that water will expand when heated.
Most of us knew this. But some of us didn’t. So when one of us put into the microwave the little acrylic cup that has the liquid in-between two walls so when you shake it, glitter and seahorses float about, well, we all heard the reaction. Some of us even felt it too!
This was last night’s excitement actually. I was sitting in the living room and heard a boom. Not a “ball hitting the ceiling” or “child hitting the wall” type of boom. This was a boom that needed investigating. Josh, who was in the dining room, was already asking questions to Miriam and Sean.
Now, I will admit, my first thought was that Sean did something. Sean is not a troublemaker. It just finds him sometimes. But as I listened to Josh say words like “microwave” and “don’t put that in there” and Miriam saying “I didn’t know you couldn’t put that in there!”, I then leapt to the next conclusion that she put something metal into the microwave.
But it was neither Sean’s doings nor metal in the microwave. It was Miriam, using one of the fun shaky cups into the microwave. The heat expanded the liquid between the two layers until the cup popped apart. And the force of that caused the microwave door to burst open. Sean, who was feeding the dogs in the kitchen, had his back turned to the microwave, suddenly had glittery liquid all over the back of him.
Honestly, I couldn’t quite capture all the glitter that was in his hair, on his shirt, on his arms. Poor guy. No twelve-year-old boy wants to be coated in glitter. (See Exhibit A. ) Oh, and we’re also happy he didn’t get burned by hot liquid!
After reassuring a truly upset Miriam that she didn’t actually break the microwave or her brother, just the cup, we ventured into the kitchen to take stock of the carnage.
There, inside our microwave which was now also glitter coated with bits of seahorses and shells, we found the outer layer of the cup, very much mangled. Proving that indeed, these cups are not meant to be microwaved. (See Exhibit B.)
On the floor was the inner layer of the cup, equally mangled. (See Exhibit C.) I picked it up, looked inside of it, and saw….an ice cube?
The conversation then went something like this…
Me – “Miriam, why did you put the cup in the microwave?”
Her – “I wanted to melt my ice cube.”

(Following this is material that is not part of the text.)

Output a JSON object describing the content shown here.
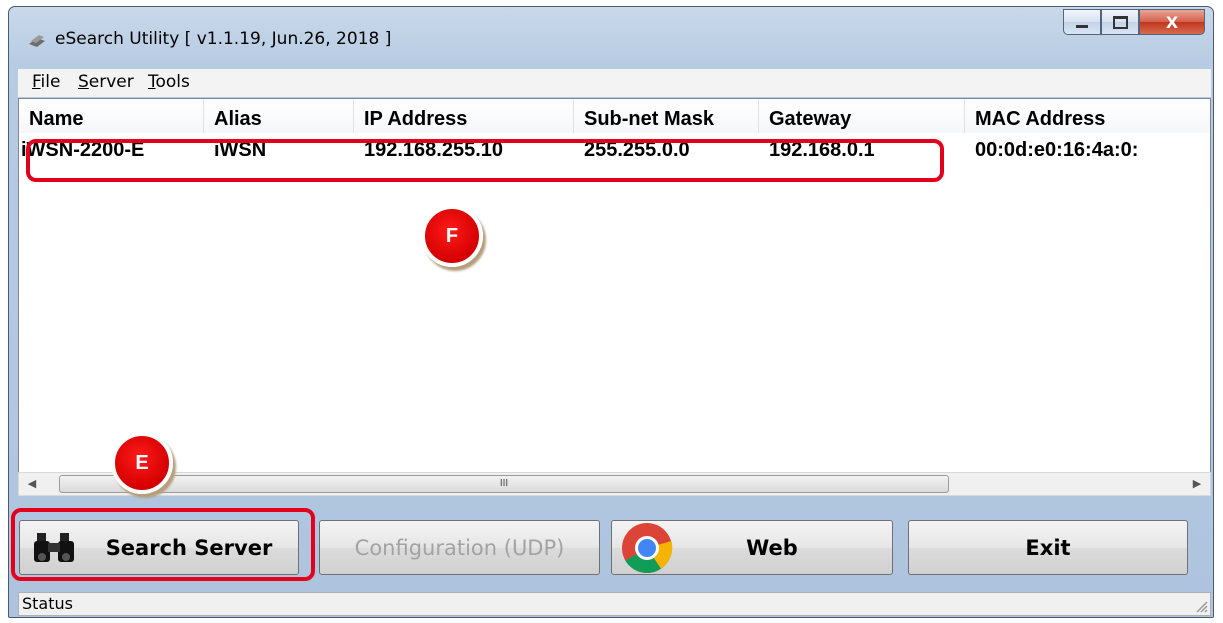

Me – “You couldn’t just…I don’t know…get water?”
The most ironic part – the ice cube was still perfectly in tact, inside the mangled cup, as seen below in Exhibit D.
You know, I sometimes sit at night on the couch, my brain oozing out one ear, thinking of all the things I could be doing in my life. Volunteering, helping orphans, knitting blankets for elderly people, working on my book, watching a television show all the way through. But I can’t do those things. Why? Because I have to use that spare time to explain to my children things like why we don’t use plastic cups to melt ice cubes in the microwave. And why the plastic up blew up inside the microwave. And that the best way to de-glitter yourself is by showering. And being thankful that no one was actually injured by the exploding cup because imagine trying to explain THAT one to the triage nurse at the ER. I really don’t want to be the most entertaining story of the year at the ER. And yes, I took pictures. Why? As proof that these things really do happen to us!